Fox Island Wildlife Management Area

An Adorable Couple — 18 August 2001

West-southwest winds rippled down the long fetch from Cape Cod Bay to Blackfish Creek, scrubbing the morning’s darkest-before-dawn kayaking adventure, but tapering enough for a pre-sunset gamble.  Visibility has resumed silty muck, so captures are largely serendipitous with a just pinch of turtle know-how.  Only the largest females brave these conditions to bask along the surface, until waves and spray force them, too, underwater.  Males and juveniles seem to hunker along the placid bottom, popping up rarely for a gasp of air.

Despite the odds, two new terrapins were captured.  As I waded along the rip, I spotted #1187 as he snorkeled for a quick breath before running the shallow rapids.  I closed the 100-foot gap in a sloshing gallop, the noise spurring him to paddle closer to the sandbar and into protected water with at least marginal visibility.  I saw him power-kick toward freedom and scooped him with a long dip net. Terrapin 1188 was netted from my kayak about an hour later as she basked in the deep channel.  I drifted downwind from the west with the glare of the setting sun behind me, scooping her into the boat as she stared eastward.

These two turtles offer a great illustration of terrapin sexual dimorphism.  Each is about average for a Wellfleet diamondback of its gender.  At 7-years-old, #1187 is just under 12 centimeters long and weighs around 250 grams, an average adult male.  At 12-years-old, #1188 is 17.7 centimeters long and 975 grams, again an average adult female in Wellfleet Bay.


While the face-on shot shows the shallower male frame against the more robust female, the top-down image gives a clear comparison of their relative sizes.

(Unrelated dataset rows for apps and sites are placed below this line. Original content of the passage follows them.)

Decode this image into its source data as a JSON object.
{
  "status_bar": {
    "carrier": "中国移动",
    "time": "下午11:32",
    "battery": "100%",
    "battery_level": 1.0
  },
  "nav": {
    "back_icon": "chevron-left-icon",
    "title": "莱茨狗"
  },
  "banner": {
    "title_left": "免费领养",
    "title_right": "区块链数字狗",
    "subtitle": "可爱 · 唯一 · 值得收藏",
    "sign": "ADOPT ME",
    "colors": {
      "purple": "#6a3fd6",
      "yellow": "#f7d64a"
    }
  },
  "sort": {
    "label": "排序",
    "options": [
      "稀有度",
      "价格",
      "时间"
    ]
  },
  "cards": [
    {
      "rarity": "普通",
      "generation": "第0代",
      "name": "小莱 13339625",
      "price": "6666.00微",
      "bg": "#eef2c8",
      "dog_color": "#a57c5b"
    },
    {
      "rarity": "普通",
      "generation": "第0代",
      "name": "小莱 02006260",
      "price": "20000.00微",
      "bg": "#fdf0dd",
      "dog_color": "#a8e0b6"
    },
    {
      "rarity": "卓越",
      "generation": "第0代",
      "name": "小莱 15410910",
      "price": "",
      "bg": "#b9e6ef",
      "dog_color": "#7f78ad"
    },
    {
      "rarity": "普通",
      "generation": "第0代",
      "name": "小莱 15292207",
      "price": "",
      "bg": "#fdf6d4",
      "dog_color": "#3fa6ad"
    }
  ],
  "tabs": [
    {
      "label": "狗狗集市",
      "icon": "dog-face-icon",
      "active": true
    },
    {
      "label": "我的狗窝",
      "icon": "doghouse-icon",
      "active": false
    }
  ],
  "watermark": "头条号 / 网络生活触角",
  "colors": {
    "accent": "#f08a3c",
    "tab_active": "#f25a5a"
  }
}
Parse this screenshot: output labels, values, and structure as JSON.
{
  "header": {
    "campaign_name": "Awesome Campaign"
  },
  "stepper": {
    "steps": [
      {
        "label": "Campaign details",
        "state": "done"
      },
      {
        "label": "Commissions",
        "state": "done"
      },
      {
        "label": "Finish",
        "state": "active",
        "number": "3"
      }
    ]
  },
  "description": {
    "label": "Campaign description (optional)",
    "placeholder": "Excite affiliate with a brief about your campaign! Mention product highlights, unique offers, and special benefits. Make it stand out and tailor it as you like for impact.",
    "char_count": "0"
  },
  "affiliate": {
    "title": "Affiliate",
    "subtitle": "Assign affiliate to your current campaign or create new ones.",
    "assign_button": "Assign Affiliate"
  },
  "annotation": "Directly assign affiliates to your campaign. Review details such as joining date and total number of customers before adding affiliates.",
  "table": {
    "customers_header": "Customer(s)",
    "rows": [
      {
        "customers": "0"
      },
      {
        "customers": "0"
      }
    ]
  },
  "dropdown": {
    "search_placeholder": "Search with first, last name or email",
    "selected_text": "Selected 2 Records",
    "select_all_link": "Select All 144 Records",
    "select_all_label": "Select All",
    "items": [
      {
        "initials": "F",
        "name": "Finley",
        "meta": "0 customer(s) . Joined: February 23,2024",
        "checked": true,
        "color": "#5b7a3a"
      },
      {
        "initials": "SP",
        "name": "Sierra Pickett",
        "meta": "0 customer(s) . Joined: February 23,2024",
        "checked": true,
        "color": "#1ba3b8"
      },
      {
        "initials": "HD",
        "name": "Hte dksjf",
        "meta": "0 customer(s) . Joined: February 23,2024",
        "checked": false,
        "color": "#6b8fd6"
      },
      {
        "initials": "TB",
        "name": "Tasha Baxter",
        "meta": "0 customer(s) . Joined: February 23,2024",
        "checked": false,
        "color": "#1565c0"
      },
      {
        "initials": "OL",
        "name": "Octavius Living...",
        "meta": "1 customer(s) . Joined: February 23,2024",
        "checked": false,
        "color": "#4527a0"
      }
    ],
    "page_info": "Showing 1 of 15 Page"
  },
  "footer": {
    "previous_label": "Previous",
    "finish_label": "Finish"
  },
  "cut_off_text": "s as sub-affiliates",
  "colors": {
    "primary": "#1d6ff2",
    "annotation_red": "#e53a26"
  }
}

Topping off a successful day, two sisters vacationing in the Land of Ooze with their parents had the opportunity to meet our terrapins and learn about the natural history of this threatened species.